— PROBLEM —
Go through the data and copy each line where the string "image" appears.

— INPUT MATERIAL —
=-=-=
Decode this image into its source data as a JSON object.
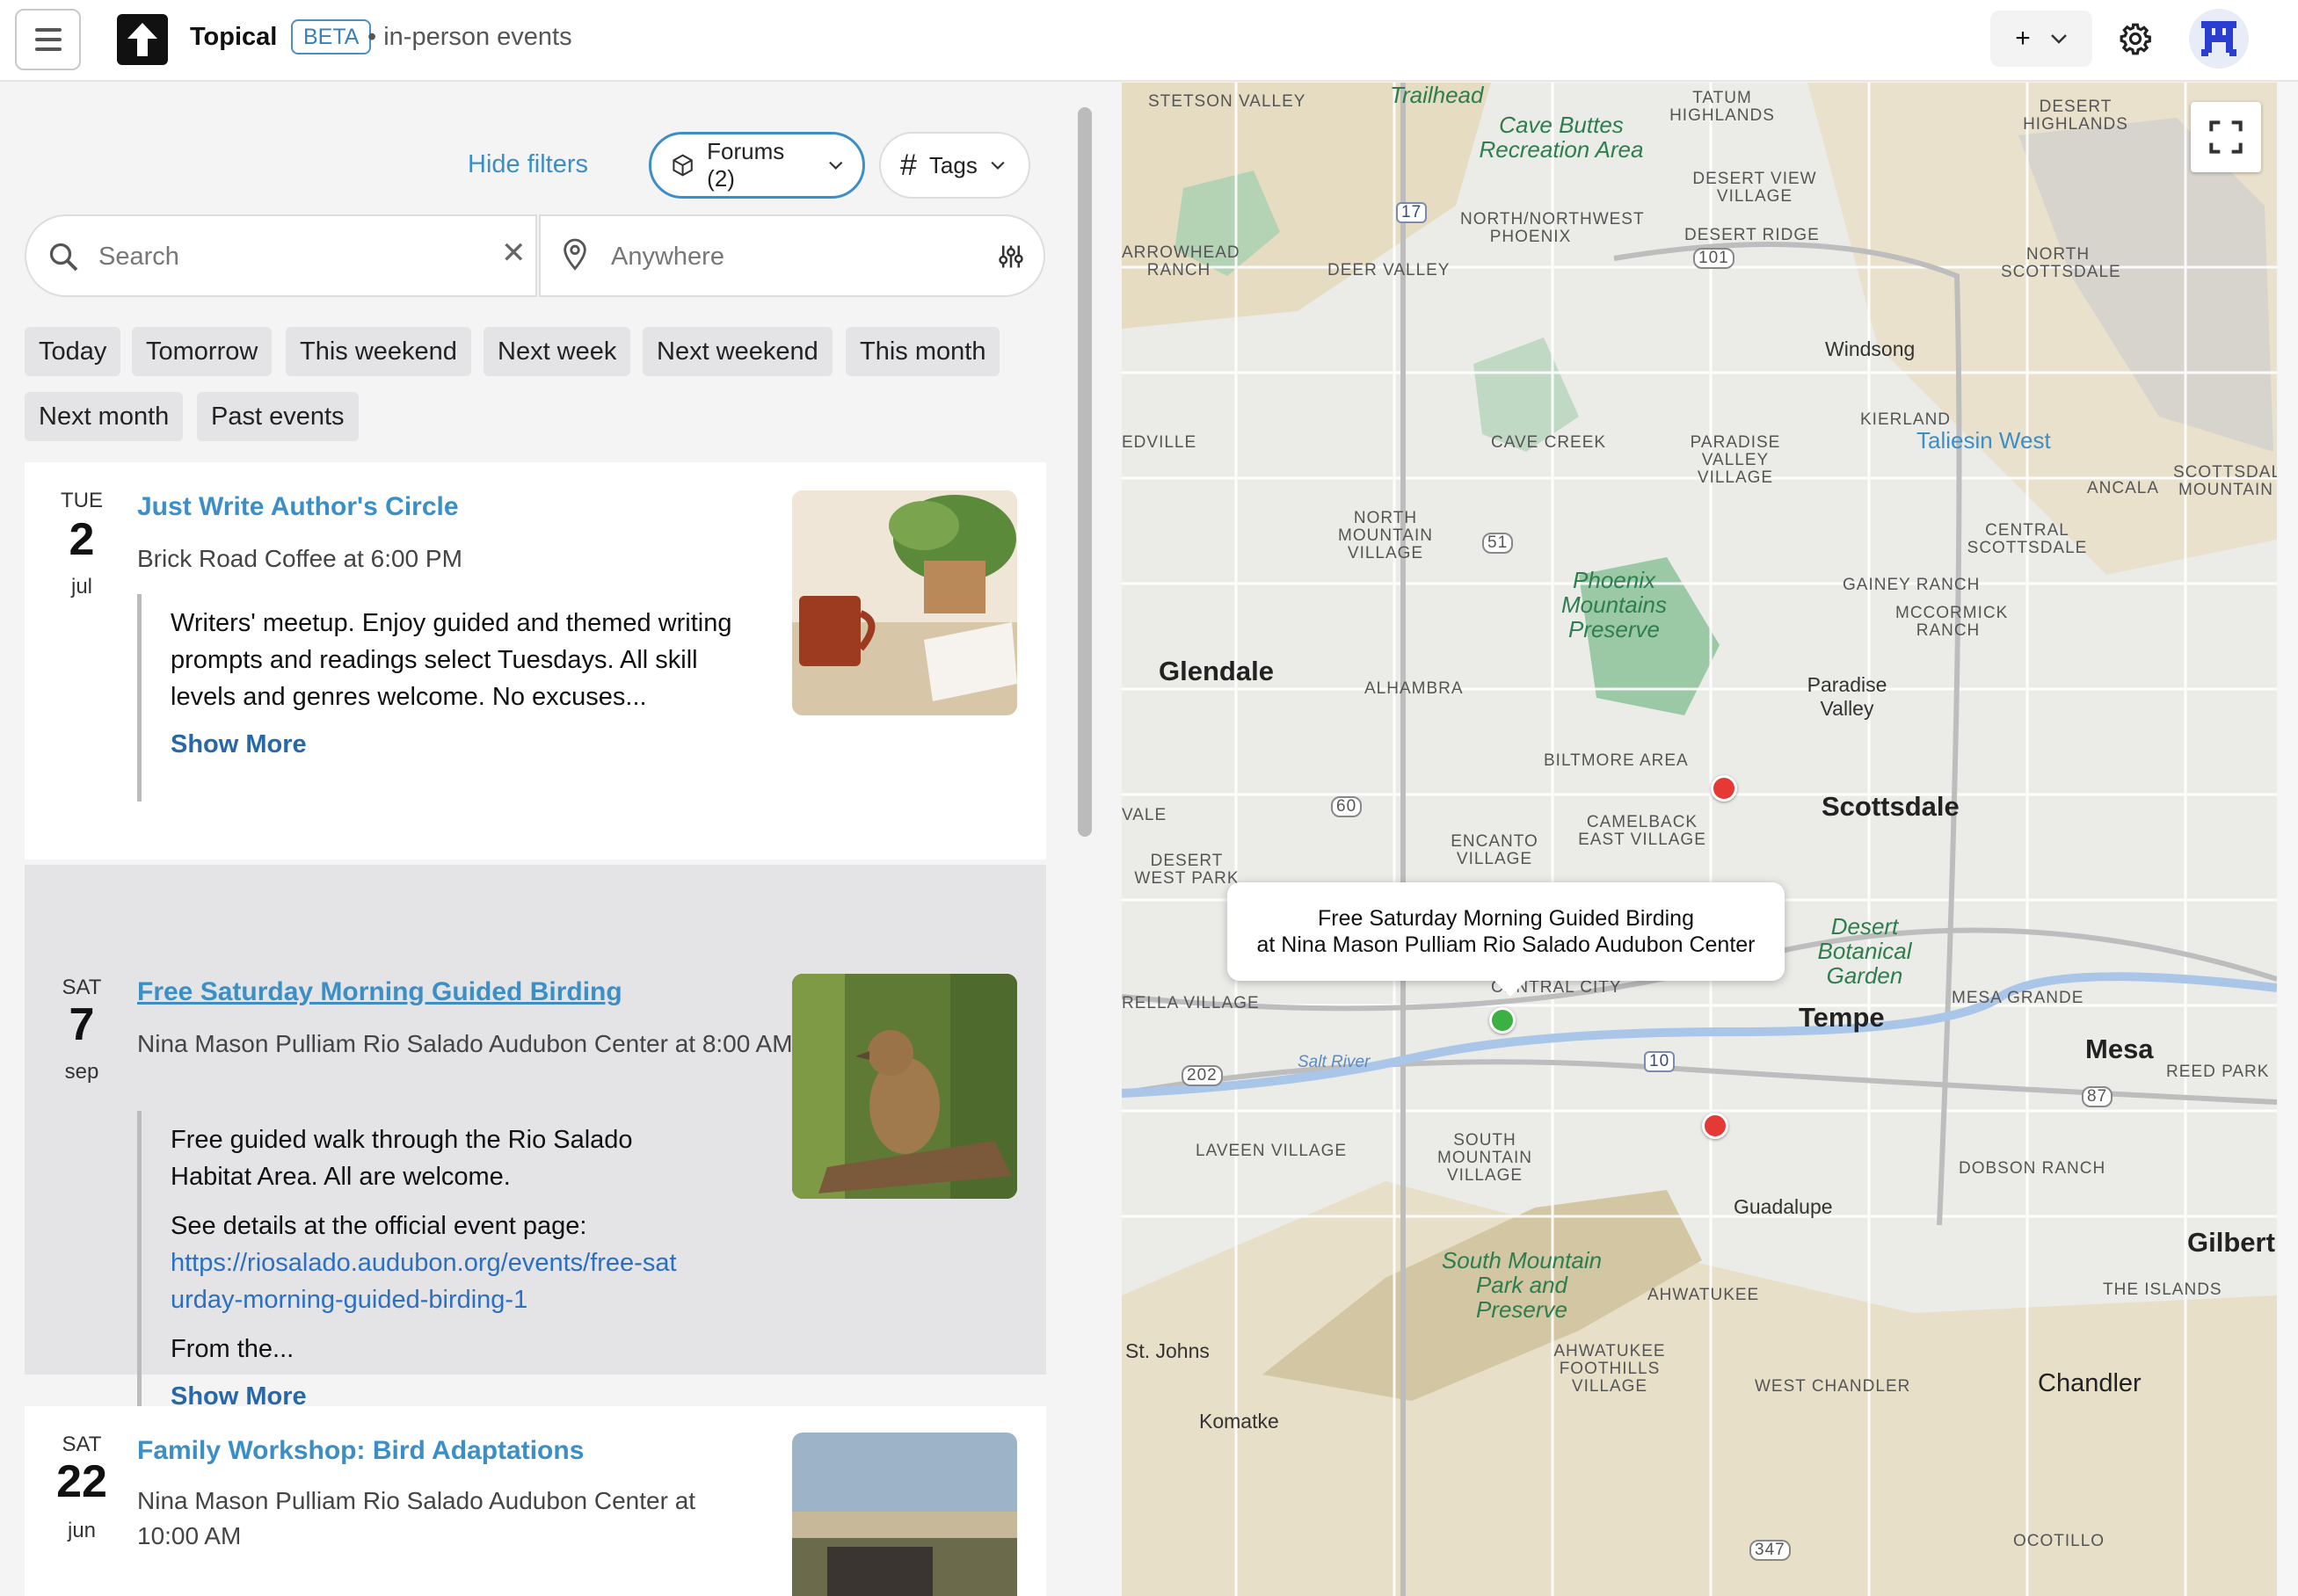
{
  "header": {
    "app_title": "Topical",
    "beta": "BETA",
    "subtitle": "• in-person events",
    "add_label": "+"
  },
  "filters": {
    "hide_filters": "Hide filters",
    "forums": "Forums (2)",
    "tags": "Tags",
    "search_placeholder": "Search",
    "location_placeholder": "Anywhere",
    "chips": [
      "Today",
      "Tomorrow",
      "This weekend",
      "Next week",
      "Next weekend",
      "This month",
      "Next month",
      "Past events"
    ]
  },
  "events": [
    {
      "dow": "TUE",
      "day": "2",
      "mon": "jul",
      "title": "Just Write Author's Circle",
      "venue": "Brick Road Coffee at 6:00 PM",
      "desc": "Writers' meetup. Enjoy guided and themed writing prompts and readings select Tuesdays. All skill levels and genres welcome. No excuses...",
      "show_more": "Show More",
      "image": "coffee-mug-notebook"
    },
    {
      "dow": "SAT",
      "day": "7",
      "mon": "sep",
      "title": "Free Saturday Morning Guided Birding",
      "venue": "Nina Mason Pulliam Rio Salado Audubon Center at 8:00 AM",
      "desc": "Free guided walk through the Rio Salado Habitat Area. All are welcome.",
      "desc2": "See details at the official event page:",
      "link": "https://riosalado.audubon.org/events/free-saturday-morning-guided-birding-1",
      "desc3": "From the...",
      "show_more": "Show More",
      "image": "bird-on-branch"
    },
    {
      "dow": "SAT",
      "day": "22",
      "mon": "jun",
      "title": "Family Workshop: Bird Adaptations",
      "venue": "Nina Mason Pulliam Rio Salado Audubon Center at 10:00 AM",
      "image": "desert-city-view"
    }
  ],
  "map": {
    "popup_title": "Free Saturday Morning Guided Birding",
    "popup_sub": "at Nina Mason Pulliam Rio Salado Audubon Center",
    "cities": [
      "Glendale",
      "Scottsdale",
      "Tempe",
      "Mesa",
      "Gilbert",
      "Chandler"
    ],
    "towns": [
      "Windsong",
      "Paradise Valley",
      "Guadalupe",
      "St. Johns",
      "Komatke",
      "Taliesin West"
    ],
    "parks": [
      "Cave Buttes Recreation Area",
      "Phoenix Mountains Preserve",
      "South Mountain Park and Preserve",
      "Desert Botanical Garden",
      "Trailhead"
    ],
    "districts": [
      "STETSON VALLEY",
      "TATUM HIGHLANDS",
      "DESERT HIGHLANDS",
      "DESERT VIEW VILLAGE",
      "NORTH/NORTHWEST PHOENIX",
      "DESERT RIDGE",
      "ARROWHEAD RANCH",
      "DEER VALLEY",
      "NORTH SCOTTSDALE",
      "KIERLAND",
      "CAVE CREEK",
      "PARADISE VALLEY VILLAGE",
      "NORTH MOUNTAIN VILLAGE",
      "CENTRAL SCOTTSDALE",
      "GAINEY RANCH",
      "MCCORMICK RANCH",
      "ALHAMBRA",
      "BILTMORE AREA",
      "CAMELBACK EAST VILLAGE",
      "ENCANTO VILLAGE",
      "DESERT WEST PARK",
      "RELLA VILLAGE",
      "CENTRAL CITY",
      "LAVEEN VILLAGE",
      "SOUTH MOUNTAIN VILLAGE",
      "MESA GRANDE",
      "REED PARK",
      "DOBSON RANCH",
      "AHWATUKEE",
      "AHWATUKEE FOOTHILLS VILLAGE",
      "THE ISLANDS",
      "WEST CHANDLER",
      "OCOTILLO",
      "ANCALA",
      "SCOTTSDALE MOUNTAIN",
      "EDVILLE",
      "VALE"
    ],
    "route_labels": [
      "17",
      "101",
      "51",
      "60",
      "202",
      "10",
      "87",
      "347"
    ],
    "river": "Salt River",
    "colors": {
      "marker_red": "#e53935",
      "marker_green": "#3cb043",
      "park_green": "#7cc08b",
      "desert": "#e9dfc4"
    }
  }
}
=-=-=
— RESULT —
Decode this image into its source data as a JSON object.
      "image": "coffee-mug-notebook"
      "image": "bird-on-branch"
      "image": "desert-city-view"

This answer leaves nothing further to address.